The crossbow, based on the traditional bow, is a mechanical device that shoots projectiles called bolts. It’s capable of cleanly taking down the biggest North American game, and it can be deadly accurate.
The crossbow is used in many states for many different types of hunting. While it is banned for use in some states, depending on what you hunt, the hunting crossbow is one of the most uniquely used hunting tools on today’s market.
While you won’t get many bowhunting tips in this article, you will definitely learn the basics of how to shoot a crossbow once you’ve found the right crossbow for your hunting expeditions.
Step 1: Cock the Bow
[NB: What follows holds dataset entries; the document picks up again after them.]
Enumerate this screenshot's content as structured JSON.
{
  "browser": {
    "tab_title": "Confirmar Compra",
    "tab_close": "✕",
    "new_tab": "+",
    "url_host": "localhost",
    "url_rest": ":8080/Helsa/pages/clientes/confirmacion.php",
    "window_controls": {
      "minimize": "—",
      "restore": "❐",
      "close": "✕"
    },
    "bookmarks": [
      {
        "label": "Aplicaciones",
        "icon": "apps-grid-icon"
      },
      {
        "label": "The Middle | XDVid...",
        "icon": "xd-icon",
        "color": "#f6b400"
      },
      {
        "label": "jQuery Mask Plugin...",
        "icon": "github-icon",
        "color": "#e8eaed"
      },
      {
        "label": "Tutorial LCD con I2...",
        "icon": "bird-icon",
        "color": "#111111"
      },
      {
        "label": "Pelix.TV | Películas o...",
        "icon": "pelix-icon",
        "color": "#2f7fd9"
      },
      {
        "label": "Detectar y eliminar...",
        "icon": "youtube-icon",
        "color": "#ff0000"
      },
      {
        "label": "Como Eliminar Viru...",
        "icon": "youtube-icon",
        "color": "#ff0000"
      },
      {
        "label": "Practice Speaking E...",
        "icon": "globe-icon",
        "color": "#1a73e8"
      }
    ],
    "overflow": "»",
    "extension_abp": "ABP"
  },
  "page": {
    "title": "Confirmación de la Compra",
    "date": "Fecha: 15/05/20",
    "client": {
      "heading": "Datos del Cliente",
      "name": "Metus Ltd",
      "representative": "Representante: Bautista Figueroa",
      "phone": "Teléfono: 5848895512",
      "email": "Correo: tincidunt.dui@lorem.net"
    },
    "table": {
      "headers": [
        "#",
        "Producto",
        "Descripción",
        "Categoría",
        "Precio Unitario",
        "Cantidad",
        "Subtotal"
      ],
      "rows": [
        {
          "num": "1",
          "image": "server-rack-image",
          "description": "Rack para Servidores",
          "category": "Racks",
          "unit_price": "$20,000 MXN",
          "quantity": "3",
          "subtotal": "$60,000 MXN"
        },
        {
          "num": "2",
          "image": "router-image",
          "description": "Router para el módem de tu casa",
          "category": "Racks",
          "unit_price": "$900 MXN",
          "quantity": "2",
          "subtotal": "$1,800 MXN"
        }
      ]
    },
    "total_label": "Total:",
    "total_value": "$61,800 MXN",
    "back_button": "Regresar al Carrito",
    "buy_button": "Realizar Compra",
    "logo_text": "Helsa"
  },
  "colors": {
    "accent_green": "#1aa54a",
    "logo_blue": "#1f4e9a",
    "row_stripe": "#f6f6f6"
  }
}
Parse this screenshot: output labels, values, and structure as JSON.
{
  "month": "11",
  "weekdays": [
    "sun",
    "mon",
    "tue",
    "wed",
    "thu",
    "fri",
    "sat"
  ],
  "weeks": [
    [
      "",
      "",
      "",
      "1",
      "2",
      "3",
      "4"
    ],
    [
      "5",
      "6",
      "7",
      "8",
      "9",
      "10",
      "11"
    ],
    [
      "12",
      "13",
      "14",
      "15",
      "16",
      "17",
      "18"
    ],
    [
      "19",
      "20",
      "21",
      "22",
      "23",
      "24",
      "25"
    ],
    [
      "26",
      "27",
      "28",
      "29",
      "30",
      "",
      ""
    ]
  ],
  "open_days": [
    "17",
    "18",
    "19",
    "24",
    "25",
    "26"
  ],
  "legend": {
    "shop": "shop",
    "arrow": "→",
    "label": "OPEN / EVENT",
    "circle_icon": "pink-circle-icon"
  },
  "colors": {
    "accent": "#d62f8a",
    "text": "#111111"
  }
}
Cocking the crossbow takes a little patience to learn. There two methods for cocking the bow: Manual and crank-operated.
To cock the bow manually, put your foot in the stirrup at the front of the bow and pull the crossbow string back evenly across both sides of the barrel until it is cocked.
This is something of a chore with modern hunting crossbows, which unlike common recurve bows or compound bows, have draw weights over 150 lbs. If you don’t pull straight you can misalign the bow and your aim will be off.
A rope cocking tool can make the manual cocking process easier, helps center the string better, and is recommended by a lot of hunters. A rope cocker is essentially a simple pulley system.
To use a rope cocker, first get the cocker into position, insert your foot into the stirrup, grab the rope cocker’s pull handles, and pull the handles up until the crossbow string is cocked. Once it’s cocked, store the rope cocker until you need it again.
A crossbow crank will definitely be easier to use than manual cocking, but it will take longer. A lot longer, so if you’re in a hurry the crank isn’t the way to go.
A crossbow crank is nothing more than a winch. Some cranks are separate devices, and some are integrated into the bow. To crank cock a crossbow, engage the crank, and turn it until the string is cocked. Then put the crank back into place, or into its holder.
Step 2: Load the Bow
Once the crossbow is fully cocked, place an arrow in the barrel of the crossbow, aligning the cock vane of the arrow in the barrel channel. Nock the arrow securely into place.
Step 3: Aim
Hunting crossbows are equipped with a sight pin arrangement or mount scope through which to aim, such as an optical scope with a reticle. You need to sight in, and prepare to shoot.
But first… A word of warning: Make sure there are no obstructions that could get in the way of the limbs when they snap forward or injury is likely. Similarly, do not wrap your thumb around the crossbow forearm.
Step 4: Shoot
Once you have the target sighted, squeeze the trigger just as you would a rifle’s, keeping the target aligned in your sights. As you squeeze tighter you’ll hear the pop of the trigger release as the bow fires and the bolt hurtles toward the target.
Getting your scope set up properly with your crossbow will take some adjustments, much like the adjustments you make to your rifle. But once its sighted in and you’re hitting the bullseye, you’re ready for action!